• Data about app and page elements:
+++
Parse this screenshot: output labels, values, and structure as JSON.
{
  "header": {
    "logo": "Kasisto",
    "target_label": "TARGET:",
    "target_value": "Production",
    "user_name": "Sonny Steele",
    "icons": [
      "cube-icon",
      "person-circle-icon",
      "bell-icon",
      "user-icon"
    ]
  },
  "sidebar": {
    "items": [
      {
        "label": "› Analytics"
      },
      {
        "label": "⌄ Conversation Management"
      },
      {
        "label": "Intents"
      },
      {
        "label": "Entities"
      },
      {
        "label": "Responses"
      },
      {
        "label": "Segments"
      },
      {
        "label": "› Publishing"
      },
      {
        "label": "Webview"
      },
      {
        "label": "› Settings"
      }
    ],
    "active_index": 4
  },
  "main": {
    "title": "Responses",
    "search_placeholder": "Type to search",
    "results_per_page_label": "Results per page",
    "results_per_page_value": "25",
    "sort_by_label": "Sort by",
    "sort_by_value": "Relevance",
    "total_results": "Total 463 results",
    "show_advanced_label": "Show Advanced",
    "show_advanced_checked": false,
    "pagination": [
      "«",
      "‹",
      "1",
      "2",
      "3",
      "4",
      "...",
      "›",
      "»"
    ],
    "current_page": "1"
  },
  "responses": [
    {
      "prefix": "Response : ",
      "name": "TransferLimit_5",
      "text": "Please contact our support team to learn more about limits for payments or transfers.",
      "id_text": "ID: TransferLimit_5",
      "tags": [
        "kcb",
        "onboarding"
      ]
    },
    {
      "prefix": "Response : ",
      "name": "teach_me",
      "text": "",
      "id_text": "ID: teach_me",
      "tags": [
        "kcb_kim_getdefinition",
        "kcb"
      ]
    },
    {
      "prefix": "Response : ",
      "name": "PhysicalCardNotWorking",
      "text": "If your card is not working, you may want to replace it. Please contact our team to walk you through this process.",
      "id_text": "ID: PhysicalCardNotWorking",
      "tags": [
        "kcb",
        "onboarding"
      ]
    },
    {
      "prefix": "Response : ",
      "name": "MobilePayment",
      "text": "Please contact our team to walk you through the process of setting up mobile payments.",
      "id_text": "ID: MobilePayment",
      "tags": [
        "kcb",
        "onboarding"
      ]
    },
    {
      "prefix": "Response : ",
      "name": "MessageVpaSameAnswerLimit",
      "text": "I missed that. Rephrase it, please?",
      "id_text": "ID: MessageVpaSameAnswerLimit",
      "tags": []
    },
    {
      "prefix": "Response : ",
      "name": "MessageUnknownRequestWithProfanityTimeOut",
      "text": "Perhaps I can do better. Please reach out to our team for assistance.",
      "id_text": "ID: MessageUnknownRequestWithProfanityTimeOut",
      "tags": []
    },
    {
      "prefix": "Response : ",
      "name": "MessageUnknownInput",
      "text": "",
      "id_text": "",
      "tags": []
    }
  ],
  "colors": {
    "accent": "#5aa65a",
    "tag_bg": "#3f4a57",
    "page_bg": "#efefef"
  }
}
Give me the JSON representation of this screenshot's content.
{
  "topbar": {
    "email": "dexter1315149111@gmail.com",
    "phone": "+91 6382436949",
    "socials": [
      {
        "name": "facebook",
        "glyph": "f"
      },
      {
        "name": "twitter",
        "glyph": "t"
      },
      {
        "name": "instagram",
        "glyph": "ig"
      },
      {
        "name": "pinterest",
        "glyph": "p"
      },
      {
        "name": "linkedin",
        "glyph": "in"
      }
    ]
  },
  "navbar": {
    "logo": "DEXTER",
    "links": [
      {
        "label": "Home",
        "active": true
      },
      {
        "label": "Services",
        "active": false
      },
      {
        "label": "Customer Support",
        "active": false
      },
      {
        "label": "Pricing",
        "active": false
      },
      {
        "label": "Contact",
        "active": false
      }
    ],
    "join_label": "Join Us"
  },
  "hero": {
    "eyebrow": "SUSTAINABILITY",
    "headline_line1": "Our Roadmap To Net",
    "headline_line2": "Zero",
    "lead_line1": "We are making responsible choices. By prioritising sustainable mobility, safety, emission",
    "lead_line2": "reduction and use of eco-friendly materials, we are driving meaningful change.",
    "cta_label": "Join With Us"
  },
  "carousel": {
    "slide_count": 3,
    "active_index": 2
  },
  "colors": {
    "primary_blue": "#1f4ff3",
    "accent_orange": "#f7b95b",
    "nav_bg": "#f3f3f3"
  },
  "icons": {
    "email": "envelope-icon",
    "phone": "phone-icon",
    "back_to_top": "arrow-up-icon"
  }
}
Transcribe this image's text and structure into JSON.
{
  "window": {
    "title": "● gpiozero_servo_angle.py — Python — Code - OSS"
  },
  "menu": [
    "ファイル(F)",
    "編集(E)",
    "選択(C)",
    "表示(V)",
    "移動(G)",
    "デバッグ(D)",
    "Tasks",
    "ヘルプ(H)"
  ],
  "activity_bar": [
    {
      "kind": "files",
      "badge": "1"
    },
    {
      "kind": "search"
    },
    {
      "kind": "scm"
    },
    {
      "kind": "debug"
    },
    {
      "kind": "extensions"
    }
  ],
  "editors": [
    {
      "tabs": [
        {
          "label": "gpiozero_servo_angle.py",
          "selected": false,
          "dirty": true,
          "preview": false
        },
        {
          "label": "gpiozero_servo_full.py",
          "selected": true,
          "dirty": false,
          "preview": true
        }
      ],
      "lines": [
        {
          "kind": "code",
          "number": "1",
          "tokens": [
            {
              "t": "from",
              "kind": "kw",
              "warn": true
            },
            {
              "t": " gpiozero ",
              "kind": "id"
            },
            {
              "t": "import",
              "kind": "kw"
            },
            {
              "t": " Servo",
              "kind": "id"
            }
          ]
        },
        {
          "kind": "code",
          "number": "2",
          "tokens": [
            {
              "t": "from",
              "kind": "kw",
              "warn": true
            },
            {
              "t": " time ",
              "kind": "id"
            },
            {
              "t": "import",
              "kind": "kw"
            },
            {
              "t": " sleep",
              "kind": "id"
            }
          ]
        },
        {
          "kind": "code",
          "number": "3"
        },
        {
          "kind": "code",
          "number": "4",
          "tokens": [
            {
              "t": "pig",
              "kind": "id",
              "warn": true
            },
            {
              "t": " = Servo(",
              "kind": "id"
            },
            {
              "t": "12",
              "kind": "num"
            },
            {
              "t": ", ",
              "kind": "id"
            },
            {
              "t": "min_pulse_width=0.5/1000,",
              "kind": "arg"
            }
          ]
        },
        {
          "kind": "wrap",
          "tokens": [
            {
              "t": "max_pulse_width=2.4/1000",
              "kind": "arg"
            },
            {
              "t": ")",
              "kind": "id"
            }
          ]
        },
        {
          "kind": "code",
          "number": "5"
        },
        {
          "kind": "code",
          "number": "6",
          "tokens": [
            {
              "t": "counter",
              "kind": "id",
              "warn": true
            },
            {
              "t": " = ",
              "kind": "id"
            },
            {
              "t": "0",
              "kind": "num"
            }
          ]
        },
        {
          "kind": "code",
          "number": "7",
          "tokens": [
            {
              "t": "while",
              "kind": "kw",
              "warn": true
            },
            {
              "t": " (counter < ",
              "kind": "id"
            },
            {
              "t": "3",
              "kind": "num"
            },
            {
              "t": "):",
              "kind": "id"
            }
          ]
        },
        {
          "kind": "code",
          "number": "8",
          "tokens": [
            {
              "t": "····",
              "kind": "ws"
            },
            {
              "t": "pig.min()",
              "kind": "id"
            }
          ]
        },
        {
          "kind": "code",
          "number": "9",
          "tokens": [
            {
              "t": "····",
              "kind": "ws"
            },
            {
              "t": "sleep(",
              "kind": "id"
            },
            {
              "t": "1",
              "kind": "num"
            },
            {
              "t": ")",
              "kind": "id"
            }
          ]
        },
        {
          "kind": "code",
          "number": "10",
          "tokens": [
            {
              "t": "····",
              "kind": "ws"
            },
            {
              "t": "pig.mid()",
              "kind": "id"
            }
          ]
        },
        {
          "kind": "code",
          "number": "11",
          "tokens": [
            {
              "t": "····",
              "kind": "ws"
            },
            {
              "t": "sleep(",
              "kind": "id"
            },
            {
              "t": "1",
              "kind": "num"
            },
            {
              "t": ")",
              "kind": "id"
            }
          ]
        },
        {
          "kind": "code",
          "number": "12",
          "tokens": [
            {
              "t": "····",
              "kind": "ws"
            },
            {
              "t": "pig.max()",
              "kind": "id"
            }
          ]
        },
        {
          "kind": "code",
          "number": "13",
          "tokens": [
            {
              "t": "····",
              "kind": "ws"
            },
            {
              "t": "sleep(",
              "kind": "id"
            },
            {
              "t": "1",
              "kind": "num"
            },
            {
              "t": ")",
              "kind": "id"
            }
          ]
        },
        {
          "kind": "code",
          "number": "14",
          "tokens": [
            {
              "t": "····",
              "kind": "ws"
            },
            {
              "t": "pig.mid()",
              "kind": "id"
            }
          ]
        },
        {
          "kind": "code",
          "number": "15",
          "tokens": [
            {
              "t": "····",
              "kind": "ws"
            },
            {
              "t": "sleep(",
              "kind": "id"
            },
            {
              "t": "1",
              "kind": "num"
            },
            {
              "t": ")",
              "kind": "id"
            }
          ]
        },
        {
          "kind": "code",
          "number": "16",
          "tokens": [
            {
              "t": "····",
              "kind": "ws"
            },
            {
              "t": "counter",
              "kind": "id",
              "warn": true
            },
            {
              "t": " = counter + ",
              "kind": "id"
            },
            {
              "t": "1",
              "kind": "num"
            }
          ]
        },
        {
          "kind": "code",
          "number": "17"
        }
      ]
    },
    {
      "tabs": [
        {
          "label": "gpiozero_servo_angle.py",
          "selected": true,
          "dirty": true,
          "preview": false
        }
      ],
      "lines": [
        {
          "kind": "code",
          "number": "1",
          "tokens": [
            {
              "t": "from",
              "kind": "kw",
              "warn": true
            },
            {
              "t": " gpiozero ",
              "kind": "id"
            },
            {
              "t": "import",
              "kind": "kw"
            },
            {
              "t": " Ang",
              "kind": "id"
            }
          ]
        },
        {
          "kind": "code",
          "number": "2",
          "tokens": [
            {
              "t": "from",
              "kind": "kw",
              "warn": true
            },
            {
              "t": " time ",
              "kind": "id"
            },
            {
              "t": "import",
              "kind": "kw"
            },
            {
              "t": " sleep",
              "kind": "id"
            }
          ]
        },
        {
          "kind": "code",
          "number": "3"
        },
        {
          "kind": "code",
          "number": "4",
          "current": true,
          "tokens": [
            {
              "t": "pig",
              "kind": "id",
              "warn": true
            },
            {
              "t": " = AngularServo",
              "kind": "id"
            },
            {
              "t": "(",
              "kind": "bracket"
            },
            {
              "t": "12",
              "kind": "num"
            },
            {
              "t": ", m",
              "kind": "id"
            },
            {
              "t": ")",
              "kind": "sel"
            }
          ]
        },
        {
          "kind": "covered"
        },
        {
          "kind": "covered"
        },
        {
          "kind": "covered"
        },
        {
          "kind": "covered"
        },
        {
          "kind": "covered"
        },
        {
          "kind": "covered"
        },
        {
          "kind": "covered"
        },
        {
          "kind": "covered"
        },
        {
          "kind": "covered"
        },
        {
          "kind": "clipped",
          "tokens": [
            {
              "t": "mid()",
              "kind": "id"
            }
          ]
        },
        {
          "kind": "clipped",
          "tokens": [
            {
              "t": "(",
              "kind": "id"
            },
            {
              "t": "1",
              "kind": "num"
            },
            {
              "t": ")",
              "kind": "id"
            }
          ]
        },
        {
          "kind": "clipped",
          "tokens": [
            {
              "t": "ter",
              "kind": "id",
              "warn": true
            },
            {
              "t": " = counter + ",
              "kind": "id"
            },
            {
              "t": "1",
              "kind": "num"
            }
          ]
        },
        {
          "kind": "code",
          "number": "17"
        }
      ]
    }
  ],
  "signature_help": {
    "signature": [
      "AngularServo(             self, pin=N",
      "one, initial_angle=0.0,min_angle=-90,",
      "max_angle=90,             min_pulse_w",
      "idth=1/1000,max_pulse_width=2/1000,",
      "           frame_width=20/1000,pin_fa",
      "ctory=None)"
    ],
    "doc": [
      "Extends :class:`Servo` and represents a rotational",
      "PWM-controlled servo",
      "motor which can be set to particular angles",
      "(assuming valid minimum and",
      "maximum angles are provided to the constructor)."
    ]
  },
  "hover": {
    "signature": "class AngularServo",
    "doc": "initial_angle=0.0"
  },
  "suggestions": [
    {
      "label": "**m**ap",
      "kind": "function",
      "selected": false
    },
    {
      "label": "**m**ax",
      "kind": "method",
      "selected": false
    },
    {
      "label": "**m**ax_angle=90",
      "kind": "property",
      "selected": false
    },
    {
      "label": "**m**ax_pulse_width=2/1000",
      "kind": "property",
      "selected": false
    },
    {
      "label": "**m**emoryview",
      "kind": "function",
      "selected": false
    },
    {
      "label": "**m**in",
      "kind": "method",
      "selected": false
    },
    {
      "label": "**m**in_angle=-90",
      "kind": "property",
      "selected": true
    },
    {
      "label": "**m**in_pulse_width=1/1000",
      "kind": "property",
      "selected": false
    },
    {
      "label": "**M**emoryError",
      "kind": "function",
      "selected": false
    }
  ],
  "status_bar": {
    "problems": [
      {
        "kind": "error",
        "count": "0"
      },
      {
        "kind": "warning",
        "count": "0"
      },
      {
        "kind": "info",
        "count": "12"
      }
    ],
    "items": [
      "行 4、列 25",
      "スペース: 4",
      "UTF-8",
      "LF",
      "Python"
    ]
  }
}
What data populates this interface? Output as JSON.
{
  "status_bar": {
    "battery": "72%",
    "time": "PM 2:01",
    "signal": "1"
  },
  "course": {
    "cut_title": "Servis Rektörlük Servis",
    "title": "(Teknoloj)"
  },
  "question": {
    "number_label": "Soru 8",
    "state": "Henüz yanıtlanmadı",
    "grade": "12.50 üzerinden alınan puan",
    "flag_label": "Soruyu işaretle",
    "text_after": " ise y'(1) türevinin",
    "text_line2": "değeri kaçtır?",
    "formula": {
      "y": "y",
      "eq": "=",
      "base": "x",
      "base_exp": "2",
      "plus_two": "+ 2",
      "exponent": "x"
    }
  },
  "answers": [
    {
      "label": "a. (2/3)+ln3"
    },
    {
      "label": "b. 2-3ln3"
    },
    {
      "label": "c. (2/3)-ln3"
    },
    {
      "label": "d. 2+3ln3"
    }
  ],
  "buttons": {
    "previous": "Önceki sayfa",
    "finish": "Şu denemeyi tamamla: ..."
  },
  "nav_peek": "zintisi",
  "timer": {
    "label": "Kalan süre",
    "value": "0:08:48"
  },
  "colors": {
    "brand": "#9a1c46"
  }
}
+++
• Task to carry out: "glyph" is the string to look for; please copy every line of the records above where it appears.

• Exercise solution:
        "glyph": "f"
        "glyph": "t"
        "glyph": "ig"
        "glyph": "p"
        "glyph": "in"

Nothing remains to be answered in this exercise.